The Mason family were tenants of the Throckmortons and also worked on the Coughton estate.
The Mason family were tenants of the Throckmortons and also worked on the Coughton estate. Kate and Richard Mason had eight children, one of whom, Mabel, died in infancy. Richard owned and ran the Coughton Coach Works, employing four of his sons. They lived at 3 High Street and had premises on what is now Sambourne Lane, just over the road from Coughton Court. The Masons worked on the house and estate for 64 years.
Richard Mason Snr was a wheelwright, working on coaches and carriages. His skill meant that he was also contracted to fit the staircase in the Saloon when it was moved there from Harvington Hall in 1910.
Richard Mason Jnr was the village blacksmith, and William Mason was a wheelwright like his father.
Fred Mason was a coach painter. He and his brother Harry played in the Coughton cricket team for many years. Fred served on the Western Front during WW1 and was awarded the Military Medal for digging out his fellow soldiers after they were buried by a shell explosion. He was told that he was to receive the medal on his 21st birthday. He died of gas poisoning in 1917, aged twenty.

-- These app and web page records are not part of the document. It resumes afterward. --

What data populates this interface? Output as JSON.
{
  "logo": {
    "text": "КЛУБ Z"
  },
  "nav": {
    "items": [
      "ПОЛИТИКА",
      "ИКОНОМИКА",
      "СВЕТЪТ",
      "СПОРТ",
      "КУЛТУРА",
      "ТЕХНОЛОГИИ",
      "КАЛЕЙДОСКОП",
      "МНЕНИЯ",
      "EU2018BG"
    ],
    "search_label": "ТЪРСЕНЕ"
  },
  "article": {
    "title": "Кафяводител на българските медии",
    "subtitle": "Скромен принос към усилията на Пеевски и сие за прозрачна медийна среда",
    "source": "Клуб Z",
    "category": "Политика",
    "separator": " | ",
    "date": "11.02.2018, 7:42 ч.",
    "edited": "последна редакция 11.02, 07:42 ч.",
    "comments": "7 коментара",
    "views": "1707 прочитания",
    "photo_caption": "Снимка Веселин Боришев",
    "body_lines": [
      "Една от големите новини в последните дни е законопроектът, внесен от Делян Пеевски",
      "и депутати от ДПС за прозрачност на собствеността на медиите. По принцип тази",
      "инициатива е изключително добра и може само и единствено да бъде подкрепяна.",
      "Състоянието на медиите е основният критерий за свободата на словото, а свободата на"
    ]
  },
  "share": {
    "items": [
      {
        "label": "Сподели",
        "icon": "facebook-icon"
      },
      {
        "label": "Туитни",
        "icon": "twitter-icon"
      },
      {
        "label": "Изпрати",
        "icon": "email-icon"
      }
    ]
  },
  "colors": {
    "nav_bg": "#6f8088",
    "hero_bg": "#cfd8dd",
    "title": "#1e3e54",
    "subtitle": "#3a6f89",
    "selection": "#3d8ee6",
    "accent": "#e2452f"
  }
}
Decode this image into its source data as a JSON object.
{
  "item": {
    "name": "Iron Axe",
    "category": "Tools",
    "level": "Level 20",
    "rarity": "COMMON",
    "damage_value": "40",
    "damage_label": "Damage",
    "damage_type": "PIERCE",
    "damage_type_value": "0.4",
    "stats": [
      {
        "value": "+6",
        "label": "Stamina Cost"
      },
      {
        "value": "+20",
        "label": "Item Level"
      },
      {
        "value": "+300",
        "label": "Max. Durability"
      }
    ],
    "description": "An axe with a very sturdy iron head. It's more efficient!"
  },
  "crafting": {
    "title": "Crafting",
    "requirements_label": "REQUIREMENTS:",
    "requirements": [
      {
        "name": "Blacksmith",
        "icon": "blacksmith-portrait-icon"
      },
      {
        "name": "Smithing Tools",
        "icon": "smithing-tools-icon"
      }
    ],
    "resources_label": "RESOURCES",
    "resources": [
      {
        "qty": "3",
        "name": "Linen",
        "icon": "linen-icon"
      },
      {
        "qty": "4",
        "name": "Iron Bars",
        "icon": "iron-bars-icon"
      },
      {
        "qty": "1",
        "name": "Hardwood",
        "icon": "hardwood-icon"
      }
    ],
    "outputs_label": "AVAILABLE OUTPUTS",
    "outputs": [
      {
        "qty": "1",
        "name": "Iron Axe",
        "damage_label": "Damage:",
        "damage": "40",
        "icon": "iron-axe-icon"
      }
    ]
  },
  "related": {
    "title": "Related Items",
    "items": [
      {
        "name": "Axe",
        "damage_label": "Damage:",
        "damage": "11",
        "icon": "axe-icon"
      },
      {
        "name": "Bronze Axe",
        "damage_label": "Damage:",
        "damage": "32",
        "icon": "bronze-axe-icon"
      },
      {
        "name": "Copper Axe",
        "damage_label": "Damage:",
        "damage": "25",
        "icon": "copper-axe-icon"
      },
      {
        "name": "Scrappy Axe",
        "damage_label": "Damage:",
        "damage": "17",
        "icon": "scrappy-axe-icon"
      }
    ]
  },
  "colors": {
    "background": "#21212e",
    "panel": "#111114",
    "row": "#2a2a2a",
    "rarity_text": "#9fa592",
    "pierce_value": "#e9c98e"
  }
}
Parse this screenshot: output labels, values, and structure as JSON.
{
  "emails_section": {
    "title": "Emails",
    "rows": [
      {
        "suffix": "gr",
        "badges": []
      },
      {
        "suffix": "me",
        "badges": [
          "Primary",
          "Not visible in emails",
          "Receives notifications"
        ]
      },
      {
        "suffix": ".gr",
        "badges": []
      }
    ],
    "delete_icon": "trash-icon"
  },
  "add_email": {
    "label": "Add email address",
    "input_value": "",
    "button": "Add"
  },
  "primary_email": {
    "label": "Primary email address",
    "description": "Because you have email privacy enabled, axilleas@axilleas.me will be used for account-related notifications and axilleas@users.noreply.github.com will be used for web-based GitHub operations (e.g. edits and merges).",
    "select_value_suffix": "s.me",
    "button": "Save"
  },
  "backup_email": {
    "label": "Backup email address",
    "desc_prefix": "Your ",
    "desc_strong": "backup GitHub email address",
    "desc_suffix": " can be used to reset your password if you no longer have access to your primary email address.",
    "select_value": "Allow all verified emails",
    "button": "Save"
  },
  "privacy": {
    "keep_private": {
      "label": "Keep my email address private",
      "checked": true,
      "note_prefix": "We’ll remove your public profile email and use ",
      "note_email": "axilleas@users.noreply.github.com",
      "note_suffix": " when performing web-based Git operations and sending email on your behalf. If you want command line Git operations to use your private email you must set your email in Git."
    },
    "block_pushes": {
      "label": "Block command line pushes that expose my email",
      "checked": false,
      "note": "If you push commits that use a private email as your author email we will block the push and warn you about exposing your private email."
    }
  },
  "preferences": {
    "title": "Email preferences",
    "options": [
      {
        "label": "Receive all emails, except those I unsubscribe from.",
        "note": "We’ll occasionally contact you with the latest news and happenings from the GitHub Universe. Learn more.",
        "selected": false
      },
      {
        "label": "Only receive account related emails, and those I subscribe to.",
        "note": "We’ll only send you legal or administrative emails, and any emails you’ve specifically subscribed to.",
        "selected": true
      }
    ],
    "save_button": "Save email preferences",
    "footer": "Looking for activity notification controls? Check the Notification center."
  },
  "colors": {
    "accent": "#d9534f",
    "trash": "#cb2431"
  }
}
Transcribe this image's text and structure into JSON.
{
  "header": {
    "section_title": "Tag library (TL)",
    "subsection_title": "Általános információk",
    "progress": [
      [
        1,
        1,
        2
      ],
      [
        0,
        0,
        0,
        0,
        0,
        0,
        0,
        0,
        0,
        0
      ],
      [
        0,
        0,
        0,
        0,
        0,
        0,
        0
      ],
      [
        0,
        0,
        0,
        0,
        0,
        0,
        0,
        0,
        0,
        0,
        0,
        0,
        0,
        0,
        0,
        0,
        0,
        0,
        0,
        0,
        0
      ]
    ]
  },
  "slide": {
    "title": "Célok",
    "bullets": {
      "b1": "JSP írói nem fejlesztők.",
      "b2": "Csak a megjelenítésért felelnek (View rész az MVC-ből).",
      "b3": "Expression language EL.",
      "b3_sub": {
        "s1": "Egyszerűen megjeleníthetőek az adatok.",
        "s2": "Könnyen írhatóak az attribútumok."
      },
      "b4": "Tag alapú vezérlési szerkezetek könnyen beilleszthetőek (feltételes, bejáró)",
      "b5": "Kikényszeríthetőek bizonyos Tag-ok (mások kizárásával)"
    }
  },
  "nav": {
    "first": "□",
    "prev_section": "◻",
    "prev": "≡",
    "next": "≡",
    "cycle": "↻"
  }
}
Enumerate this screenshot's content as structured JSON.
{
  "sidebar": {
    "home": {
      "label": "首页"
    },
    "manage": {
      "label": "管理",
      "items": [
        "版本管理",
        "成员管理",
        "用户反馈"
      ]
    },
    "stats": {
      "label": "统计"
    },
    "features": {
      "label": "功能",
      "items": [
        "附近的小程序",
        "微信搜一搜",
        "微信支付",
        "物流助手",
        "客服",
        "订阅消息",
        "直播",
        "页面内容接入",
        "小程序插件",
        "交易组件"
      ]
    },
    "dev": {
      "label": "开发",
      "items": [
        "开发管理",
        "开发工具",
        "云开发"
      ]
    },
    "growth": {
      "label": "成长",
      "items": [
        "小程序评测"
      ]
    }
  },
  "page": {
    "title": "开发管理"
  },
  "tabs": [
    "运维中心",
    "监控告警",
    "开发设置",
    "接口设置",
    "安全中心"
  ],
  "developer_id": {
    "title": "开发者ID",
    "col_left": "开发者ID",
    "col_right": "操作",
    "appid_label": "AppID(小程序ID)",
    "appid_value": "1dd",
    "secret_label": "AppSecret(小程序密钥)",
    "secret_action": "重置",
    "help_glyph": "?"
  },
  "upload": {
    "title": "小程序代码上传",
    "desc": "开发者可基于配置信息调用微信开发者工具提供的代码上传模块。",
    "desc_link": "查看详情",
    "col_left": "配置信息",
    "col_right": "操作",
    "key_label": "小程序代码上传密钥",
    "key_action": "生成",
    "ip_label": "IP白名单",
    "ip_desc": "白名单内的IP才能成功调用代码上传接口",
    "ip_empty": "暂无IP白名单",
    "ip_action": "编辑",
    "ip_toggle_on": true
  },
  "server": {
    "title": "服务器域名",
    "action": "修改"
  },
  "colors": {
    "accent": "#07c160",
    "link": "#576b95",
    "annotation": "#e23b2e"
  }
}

Harry Mason joined the Royal Marines in 1914, although he was underage. He was demobbed in 1920 and began working for his father as a wheelwright, painter and sign writer. After his father and brothers died, the family firm closed in 1929 and Harry continued working on the Coughton estate, signwriting and carrying out general maintenance.